Directions for this task
Your answer should be every line from the records that contains "origin".

Provided material
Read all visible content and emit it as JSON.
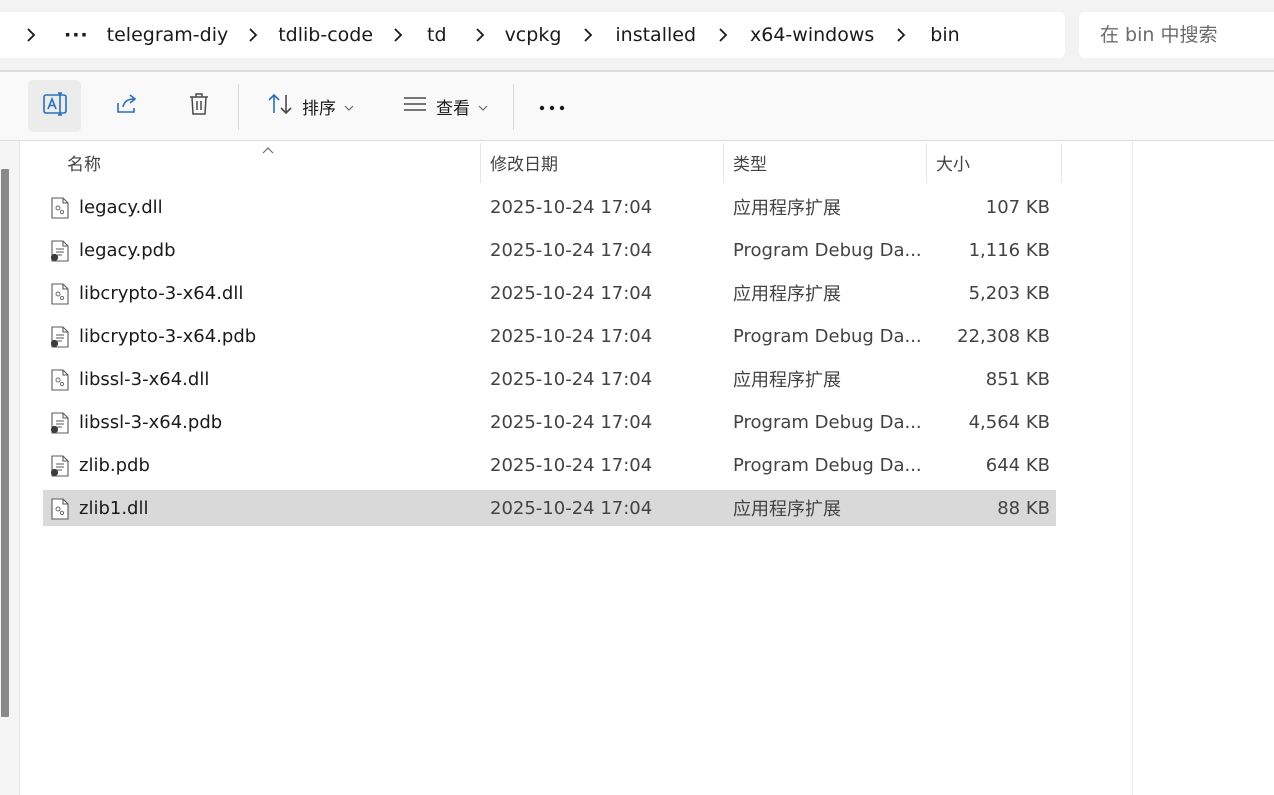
{
  "breadcrumb": {
    "overflow": "···",
    "items": [
      "telegram-diy",
      "tdlib-code",
      "td",
      "vcpkg",
      "installed",
      "x64-windows",
      "bin"
    ]
  },
  "search": {
    "placeholder": "在 bin 中搜索"
  },
  "toolbar": {
    "sort_label": "排序",
    "view_label": "查看"
  },
  "columns": {
    "name": "名称",
    "date": "修改日期",
    "type": "类型",
    "size": "大小"
  },
  "files": [
    {
      "name": "legacy.dll",
      "date": "2025-10-24 17:04",
      "type": "应用程序扩展",
      "size": "107 KB",
      "icon": "dll-file-icon"
    },
    {
      "name": "legacy.pdb",
      "date": "2025-10-24 17:04",
      "type": "Program Debug Da...",
      "size": "1,116 KB",
      "icon": "pdb-file-icon"
    },
    {
      "name": "libcrypto-3-x64.dll",
      "date": "2025-10-24 17:04",
      "type": "应用程序扩展",
      "size": "5,203 KB",
      "icon": "dll-file-icon"
    },
    {
      "name": "libcrypto-3-x64.pdb",
      "date": "2025-10-24 17:04",
      "type": "Program Debug Da...",
      "size": "22,308 KB",
      "icon": "pdb-file-icon"
    },
    {
      "name": "libssl-3-x64.dll",
      "date": "2025-10-24 17:04",
      "type": "应用程序扩展",
      "size": "851 KB",
      "icon": "dll-file-icon"
    },
    {
      "name": "libssl-3-x64.pdb",
      "date": "2025-10-24 17:04",
      "type": "Program Debug Da...",
      "size": "4,564 KB",
      "icon": "pdb-file-icon"
    },
    {
      "name": "zlib.pdb",
      "date": "2025-10-24 17:04",
      "type": "Program Debug Da...",
      "size": "644 KB",
      "icon": "pdb-file-icon"
    },
    {
      "name": "zlib1.dll",
      "date": "2025-10-24 17:04",
      "type": "应用程序扩展",
      "size": "88 KB",
      "icon": "dll-file-icon",
      "selected": true
    }
  ]
}
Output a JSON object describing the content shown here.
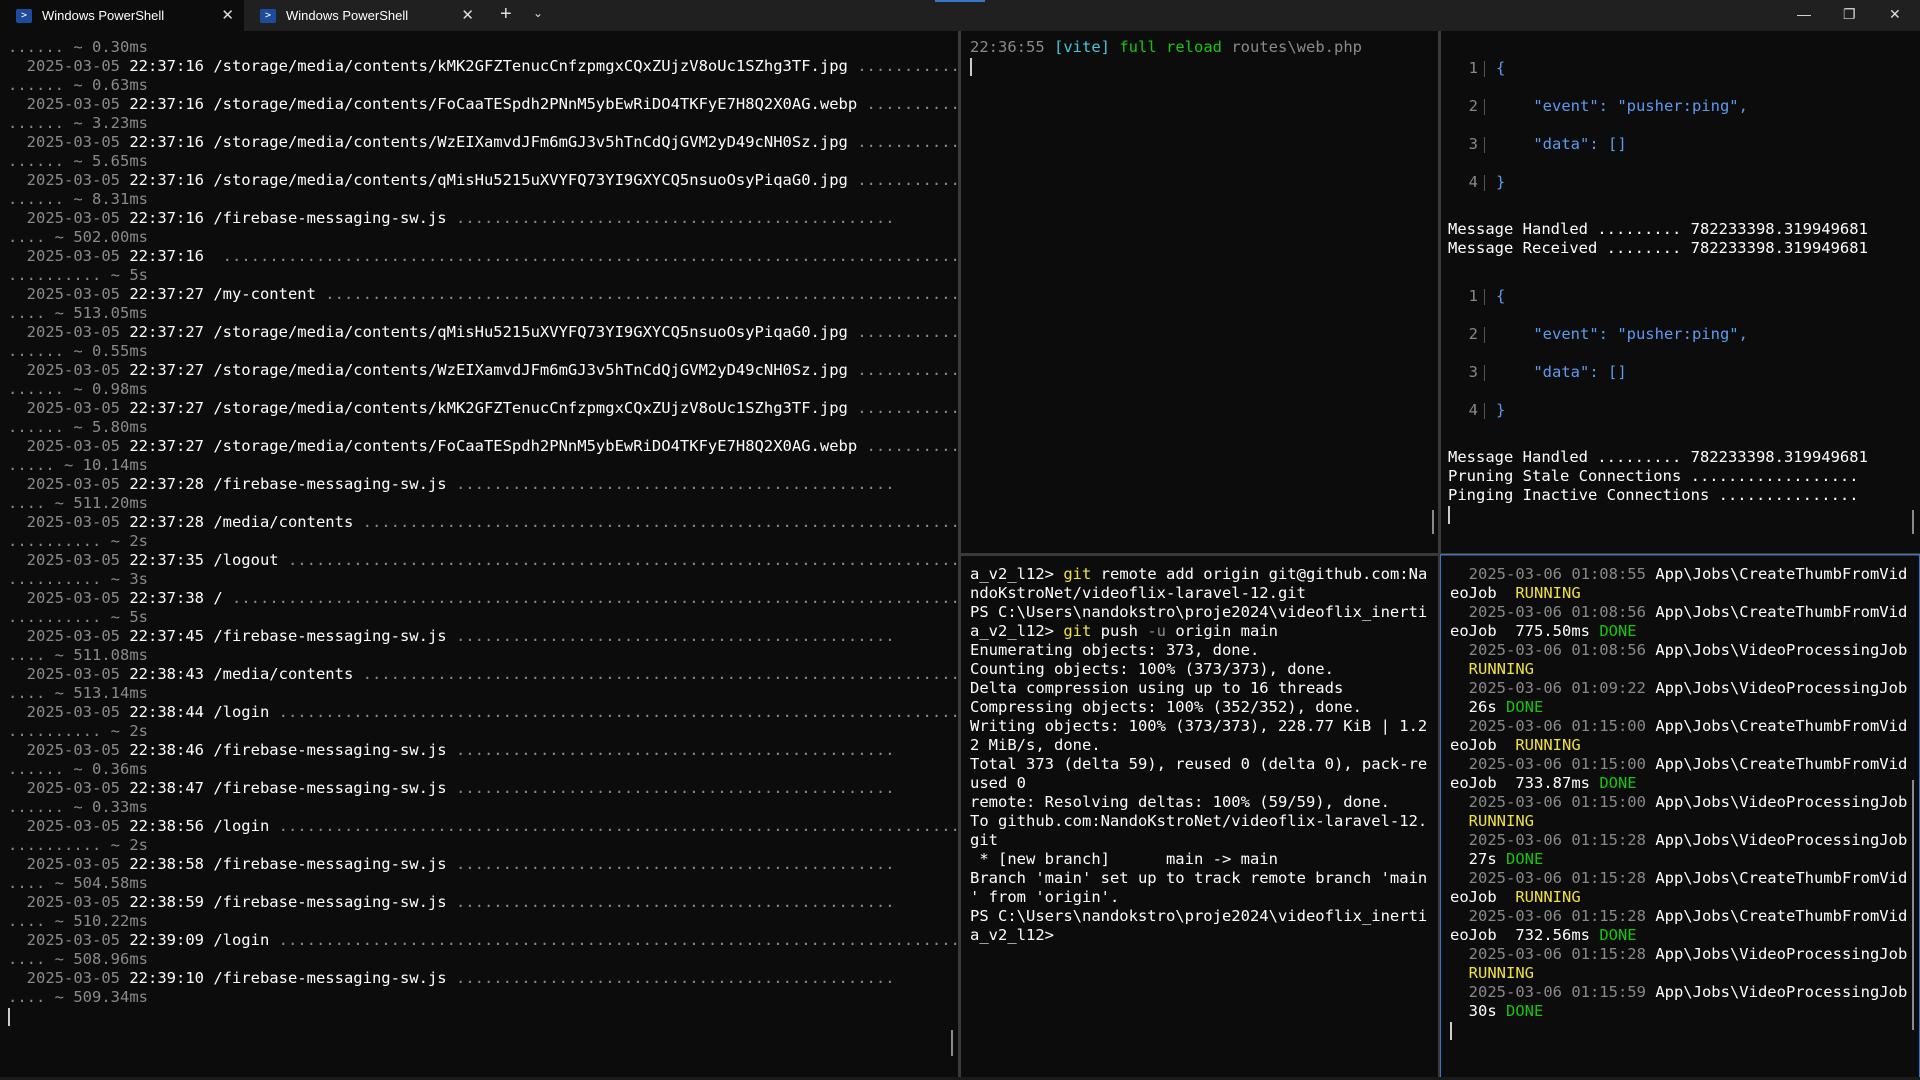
{
  "tabs": [
    {
      "label": "Windows PowerShell",
      "active": true
    },
    {
      "label": "Windows PowerShell",
      "active": false
    }
  ],
  "icons": {
    "tab_icon": "powershell-icon",
    "close": "close-icon",
    "new_tab": "plus-icon",
    "dropdown": "chevron-down-icon",
    "minimize": "minimize-icon",
    "restore": "restore-icon",
    "window_close": "close-icon"
  },
  "left_pane": {
    "lines": [
      {
        "d": "...... ~ 0.30ms"
      },
      {
        "date": "2025-03-05",
        "time": "22:37:16",
        "path": "/storage/media/contents/kMK2GFZTenucCnfzpmgxCQxZUjzV8oUc1SZhg3TF.jpg",
        "dots": " ..........."
      },
      {
        "d": "...... ~ 0.63ms"
      },
      {
        "date": "2025-03-05",
        "time": "22:37:16",
        "path": "/storage/media/contents/FoCaaTESpdh2PNnM5ybEwRiDO4TKFyE7H8Q2X0AG.webp",
        "dots": " .........."
      },
      {
        "d": "...... ~ 3.23ms"
      },
      {
        "date": "2025-03-05",
        "time": "22:37:16",
        "path": "/storage/media/contents/WzEIXamvdJFm6mGJ3v5hTnCdQjGVM2yD49cNH0Sz.jpg",
        "dots": " ..........."
      },
      {
        "d": "...... ~ 5.65ms"
      },
      {
        "date": "2025-03-05",
        "time": "22:37:16",
        "path": "/storage/media/contents/qMisHu5215uXVYFQ73YI9GXYCQ5nsuoOsyPiqaG0.jpg",
        "dots": " ..........."
      },
      {
        "d": "...... ~ 8.31ms"
      },
      {
        "date": "2025-03-05",
        "time": "22:37:16",
        "path": "/firebase-messaging-sw.js",
        "dots": " ..............................................."
      },
      {
        "d": ".... ~ 502.00ms"
      },
      {
        "date": "2025-03-05",
        "time": "22:37:16",
        "path": "",
        "dots": " ................................................................................"
      },
      {
        "d": ".......... ~ 5s"
      },
      {
        "date": "2025-03-05",
        "time": "22:37:27",
        "path": "/my-content",
        "dots": " ........................................................................"
      },
      {
        "d": ".... ~ 513.05ms"
      },
      {
        "date": "2025-03-05",
        "time": "22:37:27",
        "path": "/storage/media/contents/qMisHu5215uXVYFQ73YI9GXYCQ5nsuoOsyPiqaG0.jpg",
        "dots": " ..........."
      },
      {
        "d": "...... ~ 0.55ms"
      },
      {
        "date": "2025-03-05",
        "time": "22:37:27",
        "path": "/storage/media/contents/WzEIXamvdJFm6mGJ3v5hTnCdQjGVM2yD49cNH0Sz.jpg",
        "dots": " ..........."
      },
      {
        "d": "...... ~ 0.98ms"
      },
      {
        "date": "2025-03-05",
        "time": "22:37:27",
        "path": "/storage/media/contents/kMK2GFZTenucCnfzpmgxCQxZUjzV8oUc1SZhg3TF.jpg",
        "dots": " ..........."
      },
      {
        "d": "...... ~ 5.80ms"
      },
      {
        "date": "2025-03-05",
        "time": "22:37:27",
        "path": "/storage/media/contents/FoCaaTESpdh2PNnM5ybEwRiDO4TKFyE7H8Q2X0AG.webp",
        "dots": " .........."
      },
      {
        "d": "..... ~ 10.14ms"
      },
      {
        "date": "2025-03-05",
        "time": "22:37:28",
        "path": "/firebase-messaging-sw.js",
        "dots": " ..............................................."
      },
      {
        "d": ".... ~ 511.20ms"
      },
      {
        "date": "2025-03-05",
        "time": "22:37:28",
        "path": "/media/contents",
        "dots": " ..................................................................."
      },
      {
        "d": ".......... ~ 2s"
      },
      {
        "date": "2025-03-05",
        "time": "22:37:35",
        "path": "/logout",
        "dots": " ..........................................................................."
      },
      {
        "d": ".......... ~ 3s"
      },
      {
        "date": "2025-03-05",
        "time": "22:37:38",
        "path": "/",
        "dots": " ................................................................................."
      },
      {
        "d": ".......... ~ 5s"
      },
      {
        "date": "2025-03-05",
        "time": "22:37:45",
        "path": "/firebase-messaging-sw.js",
        "dots": " ..............................................."
      },
      {
        "d": ".... ~ 511.08ms"
      },
      {
        "date": "2025-03-05",
        "time": "22:38:43",
        "path": "/media/contents",
        "dots": " ..................................................................."
      },
      {
        "d": ".... ~ 513.14ms"
      },
      {
        "date": "2025-03-05",
        "time": "22:38:44",
        "path": "/login",
        "dots": " ..........................................................................."
      },
      {
        "d": ".......... ~ 2s"
      },
      {
        "date": "2025-03-05",
        "time": "22:38:46",
        "path": "/firebase-messaging-sw.js",
        "dots": " ..............................................."
      },
      {
        "d": "...... ~ 0.36ms"
      },
      {
        "date": "2025-03-05",
        "time": "22:38:47",
        "path": "/firebase-messaging-sw.js",
        "dots": " ..............................................."
      },
      {
        "d": "...... ~ 0.33ms"
      },
      {
        "date": "2025-03-05",
        "time": "22:38:56",
        "path": "/login",
        "dots": " ..........................................................................."
      },
      {
        "d": ".......... ~ 2s"
      },
      {
        "date": "2025-03-05",
        "time": "22:38:58",
        "path": "/firebase-messaging-sw.js",
        "dots": " ..............................................."
      },
      {
        "d": ".... ~ 504.58ms"
      },
      {
        "date": "2025-03-05",
        "time": "22:38:59",
        "path": "/firebase-messaging-sw.js",
        "dots": " ..............................................."
      },
      {
        "d": ".... ~ 510.22ms"
      },
      {
        "date": "2025-03-05",
        "time": "22:39:09",
        "path": "/login",
        "dots": " ..........................................................................."
      },
      {
        "d": ".... ~ 508.96ms"
      },
      {
        "date": "2025-03-05",
        "time": "22:39:10",
        "path": "/firebase-messaging-sw.js",
        "dots": " ..............................................."
      },
      {
        "d": ".... ~ 509.34ms"
      }
    ]
  },
  "vite_pane": {
    "time": "22:36:55",
    "tag": "[vite]",
    "action": "full reload",
    "file": "routes\\web.php"
  },
  "json_pane": {
    "blocks": [
      {
        "lines": [
          {
            "n": "1",
            "code": "{"
          },
          {
            "n": "2",
            "code": "    \"event\": \"pusher:ping\","
          },
          {
            "n": "3",
            "code": "    \"data\": []"
          },
          {
            "n": "4",
            "code": "}"
          }
        ]
      },
      {
        "lines": [
          {
            "n": "1",
            "code": "{"
          },
          {
            "n": "2",
            "code": "    \"event\": \"pusher:ping\","
          },
          {
            "n": "3",
            "code": "    \"data\": []"
          },
          {
            "n": "4",
            "code": "}"
          }
        ]
      }
    ],
    "msgs1": [
      "Message Handled ......... 782233398.319949681",
      "Message Received ........ 782233398.319949681"
    ],
    "msgs2": [
      "Message Handled ......... 782233398.319949681",
      "Pruning Stale Connections ..................",
      "Pinging Inactive Connections ..............."
    ]
  },
  "git_pane": {
    "lines": [
      {
        "t": "a_v2_l12> ",
        "cmd": "git",
        "rest": " remote add origin git@github.com:Na"
      },
      {
        "t": "ndoKstroNet/videoflix-laravel-12.git"
      },
      {
        "t": "PS C:\\Users\\nandokstro\\proje2024\\videoflix_inerti"
      },
      {
        "t": "a_v2_l12> ",
        "cmd": "git",
        "rest": " push ",
        "flag": "-u",
        "rest2": " origin main"
      },
      {
        "t": "Enumerating objects: 373, done."
      },
      {
        "t": "Counting objects: 100% (373/373), done."
      },
      {
        "t": "Delta compression using up to 16 threads"
      },
      {
        "t": "Compressing objects: 100% (352/352), done."
      },
      {
        "t": "Writing objects: 100% (373/373), 228.77 KiB | 1.2"
      },
      {
        "t": "2 MiB/s, done."
      },
      {
        "t": "Total 373 (delta 59), reused 0 (delta 0), pack-re"
      },
      {
        "t": "used 0"
      },
      {
        "t": "remote: Resolving deltas: 100% (59/59), done."
      },
      {
        "t": "To github.com:NandoKstroNet/videoflix-laravel-12."
      },
      {
        "t": "git"
      },
      {
        "t": " * [new branch]      main -> main"
      },
      {
        "t": "Branch 'main' set up to track remote branch 'main"
      },
      {
        "t": "' from 'origin'."
      },
      {
        "t": "PS C:\\Users\\nandokstro\\proje2024\\videoflix_inerti"
      },
      {
        "t": "a_v2_l12>"
      }
    ]
  },
  "jobs_pane": {
    "lines": [
      {
        "a": "  2025-03-06 01:08:55 ",
        "b": "App\\Jobs\\CreateThumbFromVid"
      },
      {
        "a": "eoJob  ",
        "status": "RUNNING",
        "kind": "yellow"
      },
      {
        "a": "  2025-03-06 01:08:56 ",
        "b": "App\\Jobs\\CreateThumbFromVid"
      },
      {
        "a": "eoJob  775.50ms ",
        "status": "DONE",
        "kind": "green"
      },
      {
        "a": "  2025-03-06 01:08:56 ",
        "b": "App\\Jobs\\VideoProcessingJob"
      },
      {
        "a": "  ",
        "status": "RUNNING",
        "kind": "yellow"
      },
      {
        "a": "  2025-03-06 01:09:22 ",
        "b": "App\\Jobs\\VideoProcessingJob"
      },
      {
        "a": "  26s ",
        "status": "DONE",
        "kind": "green"
      },
      {
        "a": "  2025-03-06 01:15:00 ",
        "b": "App\\Jobs\\CreateThumbFromVid"
      },
      {
        "a": "eoJob  ",
        "status": "RUNNING",
        "kind": "yellow"
      },
      {
        "a": "  2025-03-06 01:15:00 ",
        "b": "App\\Jobs\\CreateThumbFromVid"
      },
      {
        "a": "eoJob  733.87ms ",
        "status": "DONE",
        "kind": "green"
      },
      {
        "a": "  2025-03-06 01:15:00 ",
        "b": "App\\Jobs\\VideoProcessingJob"
      },
      {
        "a": "  ",
        "status": "RUNNING",
        "kind": "yellow"
      },
      {
        "a": "  2025-03-06 01:15:28 ",
        "b": "App\\Jobs\\VideoProcessingJob"
      },
      {
        "a": "  27s ",
        "status": "DONE",
        "kind": "green"
      },
      {
        "a": "  2025-03-06 01:15:28 ",
        "b": "App\\Jobs\\CreateThumbFromVid"
      },
      {
        "a": "eoJob  ",
        "status": "RUNNING",
        "kind": "yellow"
      },
      {
        "a": "  2025-03-06 01:15:28 ",
        "b": "App\\Jobs\\CreateThumbFromVid"
      },
      {
        "a": "eoJob  732.56ms ",
        "status": "DONE",
        "kind": "green"
      },
      {
        "a": "  2025-03-06 01:15:28 ",
        "b": "App\\Jobs\\VideoProcessingJob"
      },
      {
        "a": "  ",
        "status": "RUNNING",
        "kind": "yellow"
      },
      {
        "a": "  2025-03-06 01:15:59 ",
        "b": "App\\Jobs\\VideoProcessingJob"
      },
      {
        "a": "  30s ",
        "status": "DONE",
        "kind": "green"
      }
    ]
  }
}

Written answer
        "rest": " remote add origin git@github.com:Na"
        "rest2": " origin main"
        "t": "' from 'origin'."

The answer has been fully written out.